Terrorism Trials: Military Commissions

DC Circuit Temporarily Stays United States' Appeal in Al-Nashiri, Pending Consideration of Mandamus Petition

By Wells Bennett
Wednesday, November 12, 2014, 8:55 PM

The order grants a motion filed by Al-Nashiri, and was handed down today by Circuit Judges Cornelia Pillard and Judith Rogers, over the dissent of Circuit Judge Brett Kavanaugh. It's gist is temporarily to pause the government's appeal, to the Court of Military Commission Review ("CMCR"), of the dismissal of some (though not all) of the capital military commission charges against the Guantanamo detainee.  Argument on that appeal was set to go forward tomorrow before the CMCR---but now won't, on account of the stay order.

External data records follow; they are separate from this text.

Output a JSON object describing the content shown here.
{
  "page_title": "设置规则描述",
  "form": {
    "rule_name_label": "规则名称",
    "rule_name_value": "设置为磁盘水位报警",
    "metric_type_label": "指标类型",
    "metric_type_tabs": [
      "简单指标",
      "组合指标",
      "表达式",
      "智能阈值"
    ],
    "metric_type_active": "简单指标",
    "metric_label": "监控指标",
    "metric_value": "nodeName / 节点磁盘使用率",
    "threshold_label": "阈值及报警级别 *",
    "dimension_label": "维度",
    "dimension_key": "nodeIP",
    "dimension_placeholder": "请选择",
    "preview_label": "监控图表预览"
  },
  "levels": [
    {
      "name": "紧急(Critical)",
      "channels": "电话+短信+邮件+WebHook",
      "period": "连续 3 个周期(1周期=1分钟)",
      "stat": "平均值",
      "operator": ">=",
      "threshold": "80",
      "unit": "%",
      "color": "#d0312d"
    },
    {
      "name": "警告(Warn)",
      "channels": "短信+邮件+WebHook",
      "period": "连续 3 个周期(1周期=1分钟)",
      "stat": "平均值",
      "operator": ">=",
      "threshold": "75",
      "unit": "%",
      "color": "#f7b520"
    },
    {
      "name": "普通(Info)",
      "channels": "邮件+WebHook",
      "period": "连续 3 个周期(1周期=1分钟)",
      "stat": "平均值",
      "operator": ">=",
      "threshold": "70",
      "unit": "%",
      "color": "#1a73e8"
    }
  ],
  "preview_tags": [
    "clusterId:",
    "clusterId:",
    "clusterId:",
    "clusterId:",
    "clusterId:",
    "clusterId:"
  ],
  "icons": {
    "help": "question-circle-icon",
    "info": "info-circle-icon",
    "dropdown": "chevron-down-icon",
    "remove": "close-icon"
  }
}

Some background: Al-Nashiri had petitioned the D.C. Circuit for a writ of mandamus and/or prohibition, claiming that two of the three judges assigned to his CMCR panel (both military officers) had been appointed in violation of the Constitution. Documents in this parallel case were declassified only last week. The petition, along with a related motion to stay the CMCR's consideration of the government's appeal in light of it, can be found here and here, respectively; the government's response to the motion to stay is here.

At any rate, the D.C. Circuit's order reads as follows:

Upon consideration of the petition for a writ of mandamus; the motion for leave to proceed in forma pauperis; and the motion for stay, the opposition thereto, the reply, and the notice filed by petitioner, it is

ORDERED that the motion for leave to proceed in forma pauperis be granted. It is

FURTHER ORDERED that motion for stay be granted. Proceedings before the United States Court of Military Commission Review in CMCR Case No. 14-001 are hereby stayed pending further order of the court. The purpose of this stay is to give the court sufficient opportunity to consider the mandamus petition and should not be construed as a ruling either on the jurisdictional question presented by the petition or on the merits of the petition. It is

FURTHER ORDERED, on the court’s own motion, that this case be expedited. It is

FURTHER ORDERED, on the court’s own motion, that the United States file an answer to the mandamus petition, not to exceed 30 pages, within 21 days of the date of this order. See D.C. Cir. Rule 21(a). Petitioner may file a reply, not to exceed 15 pages, within 10 days after the answer is filed. The parties are directed to file 8 paper copies of their submissions (including 8 additional copies of the petition) and to follow the form for brief covers. See Fed. R. App. P. 32. The parties are directed to hand deliver the paper copies of their submissions to the Clerk’s office on the date due.

The Clerk is instructed to calendar the petition for oral argument on an appropriate date after the completion of briefing. The parties will be notified separately of the oral argument date and composition of the merits panel.

Judge Kavanaugh's dissent reads, in its entirety:

Kavanaugh, Circuit Judge, dissenting:

This Court has no authority to grant a stay in this case. Al-Nashiri is a defendant in a pending military commission trial at Guantanamo. One issue relating to that trial is now on interlocutory appeal to the Court of Military Commission Review. Al-Nashiri has filed a petition for mandamus in this Court, raising constitutional challenges to the composition of the Court of Military Commission Review. He asks this Court to stay the proceedings before the Court of Military Commission Review pending resolution of his petition for mandamus. The problem for Al-Nashiri’s argument is that this Court has jurisdiction only over “a final judgment” rendered by a military commission. 10 U.S.C.  § 950g(a); Khadr v. United States, 529 F.3d 1112, 1115-17 (D.C. Cir. 2008). There is no final judgment in this case. And except where there is a final judgment, “no court, justice, or judge shall have jurisdiction to hear or consider any other action against the United States or its agents relating to any aspect of the detention, transfer, treatment, trial, or conditions of confinement of an alien who is or was detained by the United States and has been determined by the United States to have been properly detained as an enemy combatant or is awaiting such determination.” 28 U.S.C. § 2241(e)(2) (emphasis added). That language could hardly be clearer. If Al-Nashiri is convicted and exhausts his remedies in the military justice system, he then may raise in this Court his constitutional challenges to the composition of the Court of Military Commission Review. See 10 U.S.C. § 950g(a)-(b); see also 28 U.S.C. § 2241(e)(2). But not now.

In short, we have no authority to grant a stay in this case. I respectfully dissent.